Rude, charming, funny, and offensive. Tripping the Night Fantastic is a dark comedy about a writer, Charlie Devon, who attempts to solve a murder while under the influence of a new hallucinogenic drug called Merlin. Struggling with reality and suspecting he might be a character in a novel, Charlie trips and hallucinates his way to the solution of this unique murder mystery.

Hello wonderful readers of audiobooks. I have UK codes to hand out for two of my novellas. They are short reads (each is about four and a half hours long) and have had many previous readers snorting and laughing away on their commutes to work. Reviews have been great so far but I desire more. The more reviews an audiobook has the more visible Audible’s mysterious algorithms make it for potential readers to find.

So, the two books.

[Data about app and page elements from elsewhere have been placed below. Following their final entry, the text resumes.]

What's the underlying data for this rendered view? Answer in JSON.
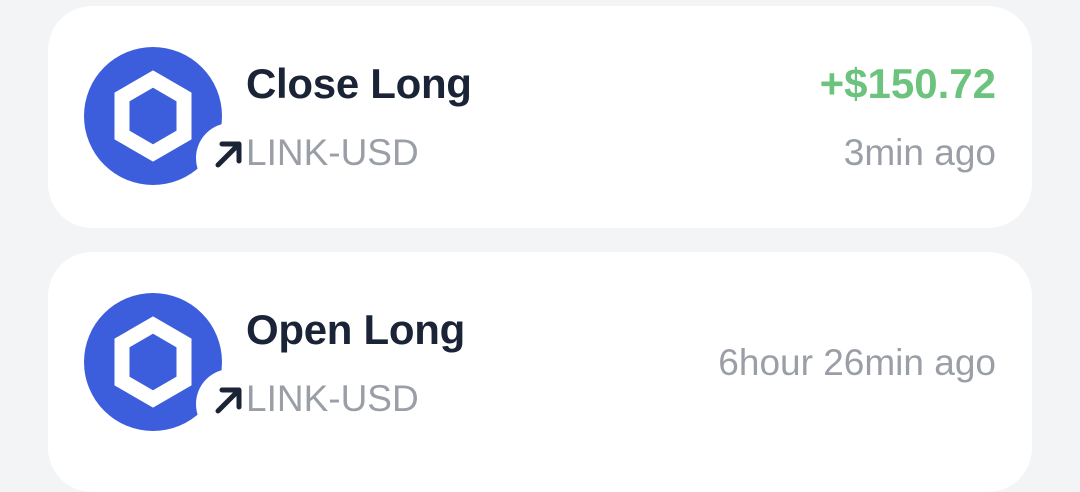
{
  "transactions": [
    {
      "title": "Close Long",
      "pair": "LINK-USD",
      "amount": "+$150.72",
      "time": "3min ago",
      "icon": "chainlink-logo",
      "badge_icon": "arrow-up-right-icon"
    },
    {
      "title": "Open Long",
      "pair": "LINK-USD",
      "amount": "",
      "time": "6hour 26min ago",
      "icon": "chainlink-logo",
      "badge_icon": "arrow-up-right-icon"
    }
  ],
  "colors": {
    "background": "#f3f4f5",
    "card": "#ffffff",
    "token_blue": "#3d5edc",
    "profit_green": "#6cc37e",
    "title": "#1b2436",
    "muted": "#9a9ea6"
  }
}
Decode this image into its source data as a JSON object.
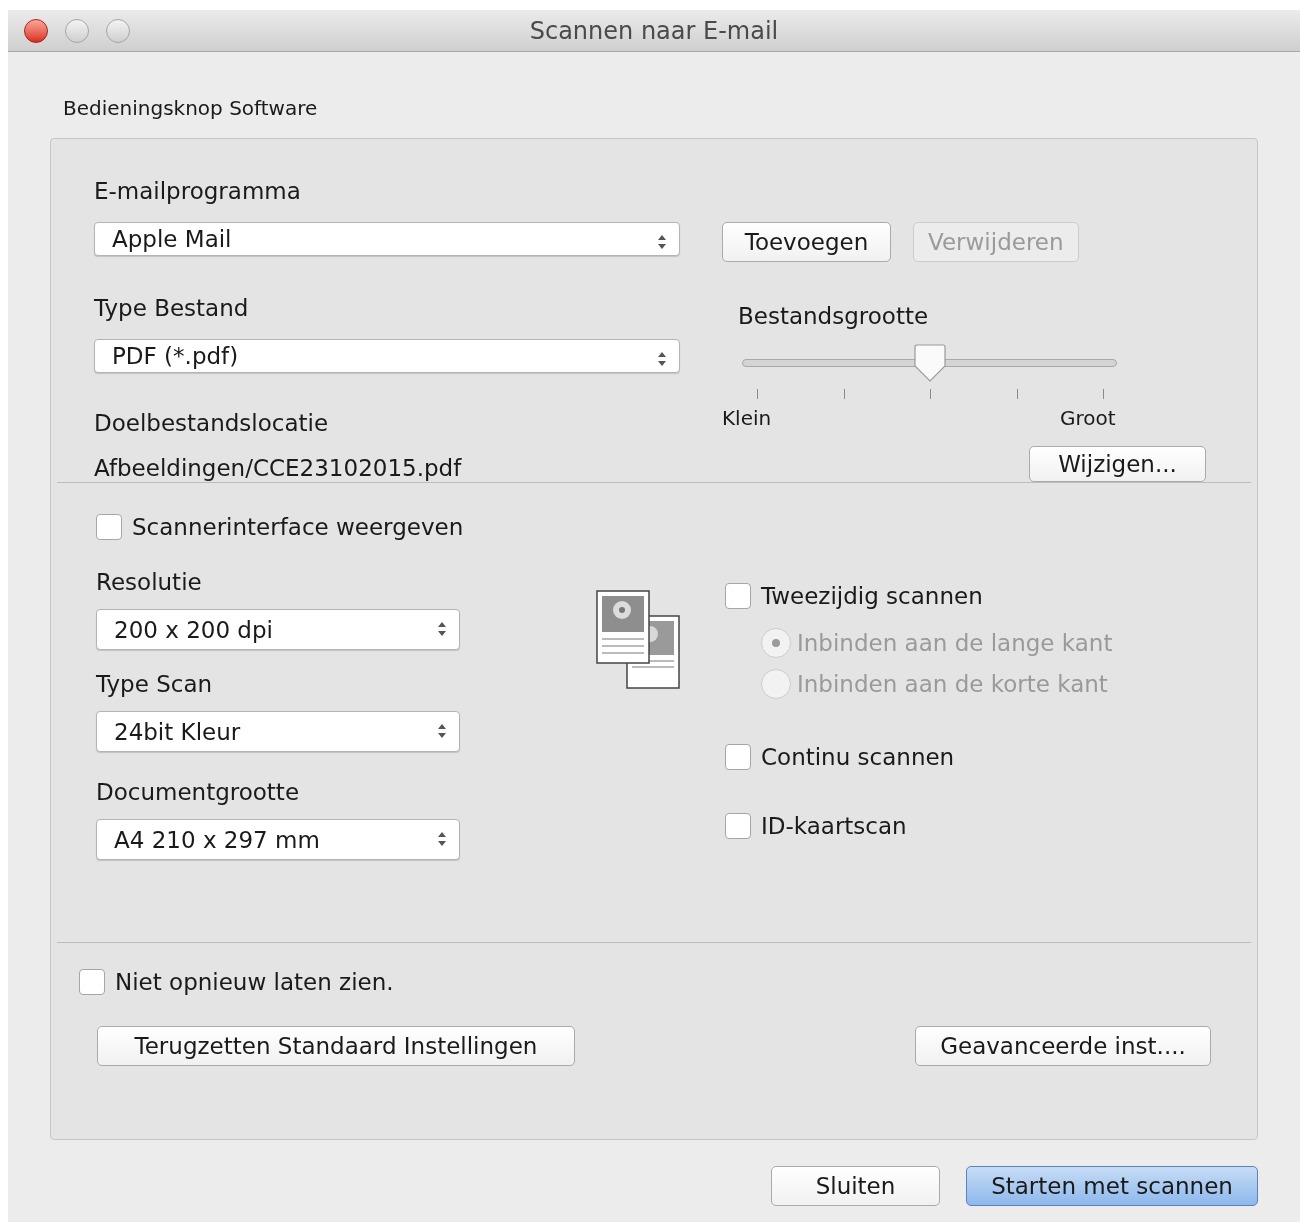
{
  "window": {
    "title": "Scannen naar E-mail"
  },
  "group_label": "Bedieningsknop Software",
  "email_program": {
    "label": "E-mailprogramma",
    "value": "Apple Mail"
  },
  "email_buttons": [
    {
      "label": "Toevoegen",
      "disabled": false
    },
    {
      "label": "Verwijderen",
      "disabled": true
    }
  ],
  "file_type": {
    "label": "Type Bestand",
    "value": "PDF (*.pdf)"
  },
  "file_size": {
    "label": "Bestandsgrootte",
    "level": 0.5,
    "min_label": "Klein",
    "max_label": "Groot"
  },
  "destination": {
    "label": "Doelbestandslocatie",
    "path": "Afbeeldingen/CCE23102015.pdf",
    "button": "Wijzigen..."
  },
  "show_scanner_interface": {
    "label": "Scannerinterface weergeven",
    "checked": false
  },
  "settings": [
    {
      "label": "Resolutie",
      "value": "200 x 200 dpi"
    },
    {
      "label": "Type Scan",
      "value": "24bit Kleur"
    },
    {
      "label": "Documentgrootte",
      "value": "A4 210 x 297 mm"
    }
  ],
  "options": [
    {
      "kind": "checkbox",
      "label": "Tweezijdig scannen",
      "checked": false
    },
    {
      "kind": "radio",
      "label": "Inbinden aan de lange kant",
      "selected": true,
      "disabled": true
    },
    {
      "kind": "radio",
      "label": "Inbinden aan de korte kant",
      "selected": false,
      "disabled": true
    },
    {
      "kind": "checkbox",
      "label": "Continu scannen",
      "checked": false
    },
    {
      "kind": "checkbox",
      "label": "ID-kaartscan",
      "checked": false
    }
  ],
  "dont_show_again": {
    "label": "Niet opnieuw laten zien.",
    "checked": false
  },
  "reset_button": "Terugzetten Standaard Instellingen",
  "advanced_button": "Geavanceerde inst....",
  "footer_buttons": [
    {
      "label": "Sluiten",
      "default": false
    },
    {
      "label": "Starten met scannen",
      "default": true
    }
  ]
}
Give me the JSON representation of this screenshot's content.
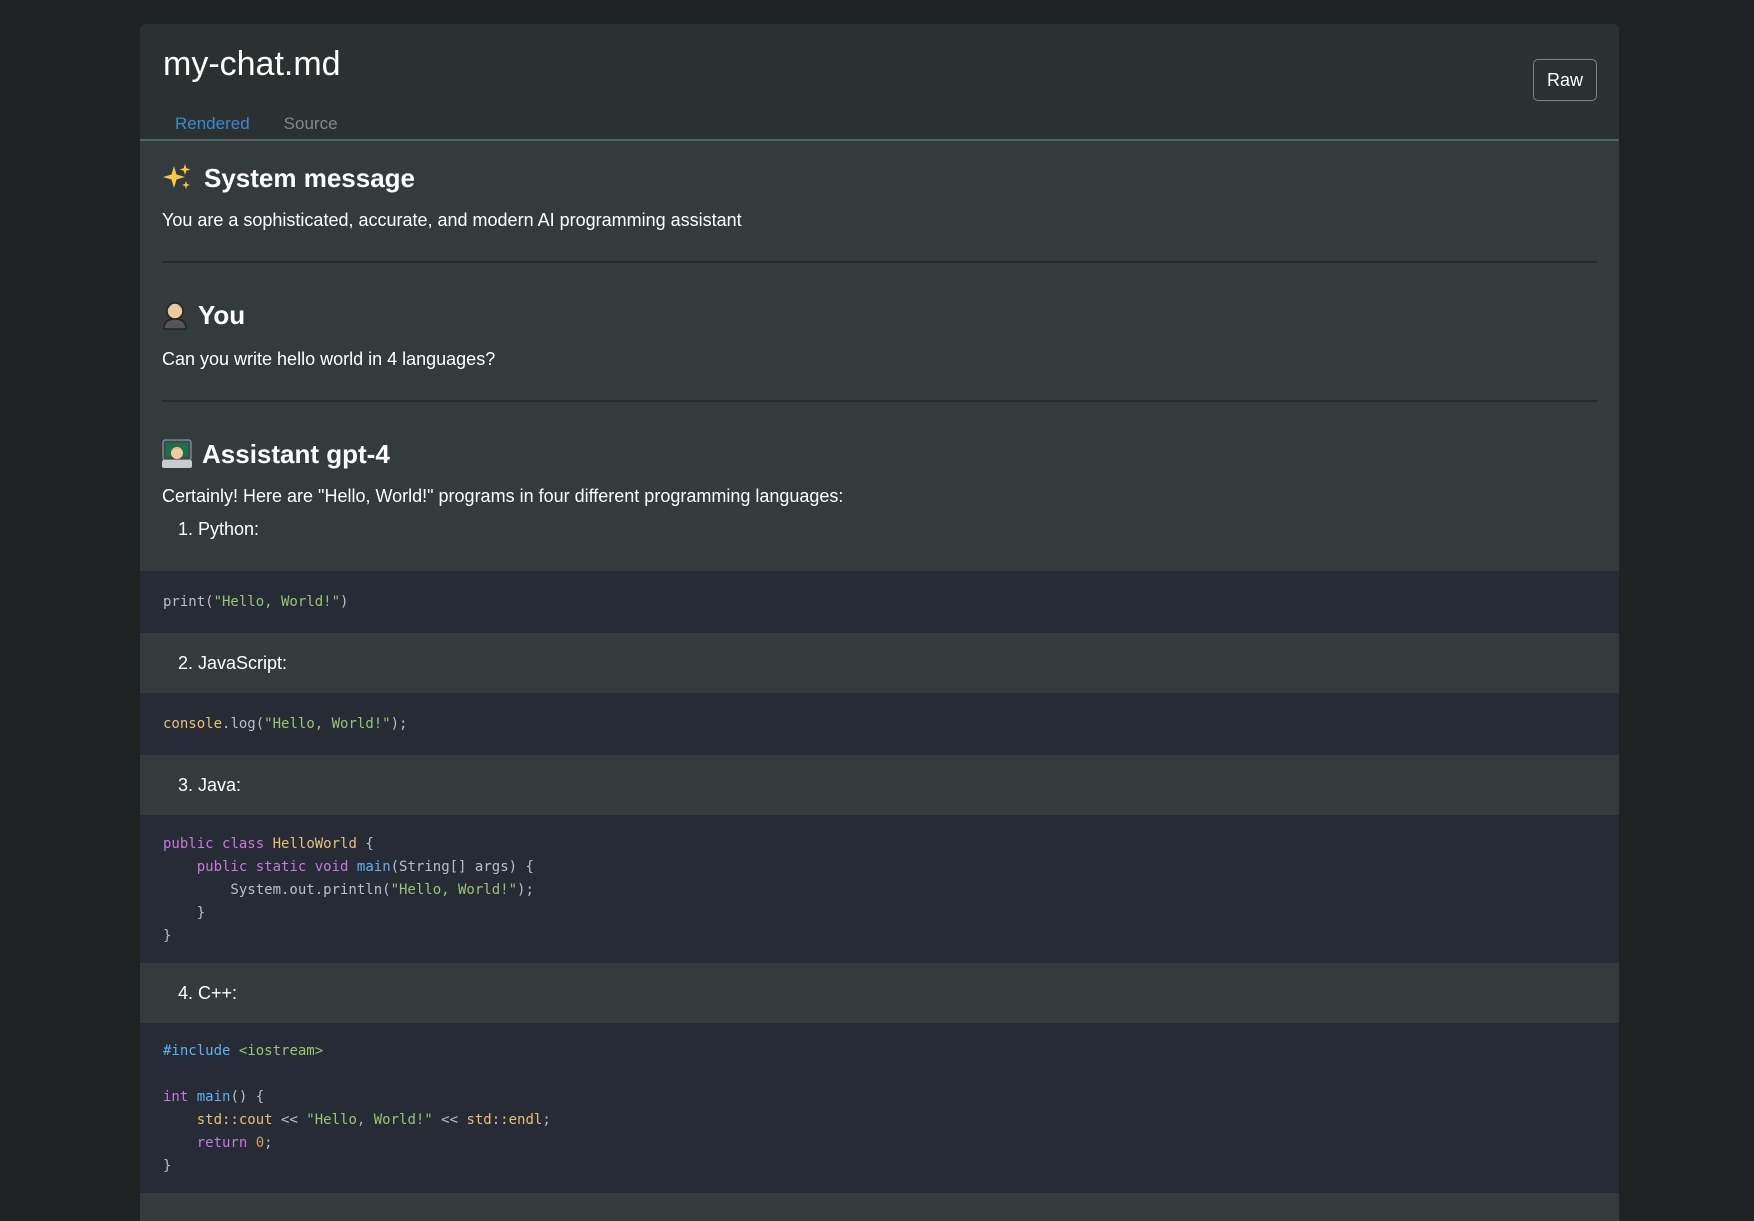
{
  "document": {
    "title": "my-chat.md",
    "raw_button": "Raw",
    "tabs": [
      {
        "label": "Rendered",
        "active": true
      },
      {
        "label": "Source",
        "active": false
      }
    ]
  },
  "messages": {
    "system": {
      "heading": "System message",
      "icon": "sparkles-icon",
      "text": "You are a sophisticated, accurate, and modern AI programming assistant"
    },
    "user": {
      "heading": "You",
      "icon": "user-icon",
      "text": "Can you write hello world in 4 languages?"
    },
    "assistant": {
      "heading": "Assistant gpt-4",
      "icon": "technologist-icon",
      "intro": "Certainly! Here are \"Hello, World!\" programs in four different programming languages:",
      "items": [
        {
          "label": "1. Python:"
        },
        {
          "label": "2. JavaScript:"
        },
        {
          "label": "3. Java:"
        },
        {
          "label": "4. C++:"
        }
      ]
    }
  },
  "code": {
    "python": "print(\"Hello, World!\")",
    "javascript": "console.log(\"Hello, World!\");",
    "java": [
      "public class HelloWorld {",
      "    public static void main(String[] args) {",
      "        System.out.println(\"Hello, World!\");",
      "    }",
      "}"
    ],
    "cpp": [
      "#include <iostream>",
      "",
      "int main() {",
      "    std::cout << \"Hello, World!\" << std::endl;",
      "    return 0;",
      "}"
    ]
  },
  "colors": {
    "accent": "#3a88d0",
    "page_bg": "#1e2223",
    "panel_bg": "#343b3c",
    "code_bg": "#272b36"
  }
}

The first is Tripping the Night Fantastic, described above, and the second is The Accidental Scoundrel; a P. G. Wodehouse style comedy about a whisky heist.

If you would like a code for one or both of the books let me know in the comments and leave your email address so I can send you the code. If you aren’t comfortable sharing your email address here please come and find me on social media @AndyChapWriter (It’s the same on Facebook, Twitter, and Instagram) and PM me.

Unfortunately I do only have UK codes available. All of my US codes have been used up.

Feel free to check out the books first on Audible at the following links –

Tripping the Night Fantastic

The Accidental Scoundrel

– Andy

The Rats by James Herbert – REVIEW

This book surprised me. I was expecting some schlock. Some B-movie pulp horror. A first attempt at fiction by an author who would become one of England’s best selling horror novelists. But actually, it was brilliant.

It has a few intentional false starts so you’re not sure for a while if the person you’re following on that page is going to die in the next. Or if he, or she, will go on to be the main protagonist of the story. At first the book is a series of vignettes of rat killings. But you don’t just get a violent attack. You really get to know every character before they are ripped to shreds.

It starts with a story involving a gay salesman struggling with his love for another man. You think he’s going to be the main character and then he wakes up to find he’s being eaten alive by a swarm of rats the size of a small dogs.

The depth James Herbert gets from his characters is impressive for such a small book. He wants you to feel something for them before their eyes are graphically chewed out.

There are lots of things about this book I want to spoil for you, but I won’t. The ending was absurd and brilliant. I absolutely recommend it.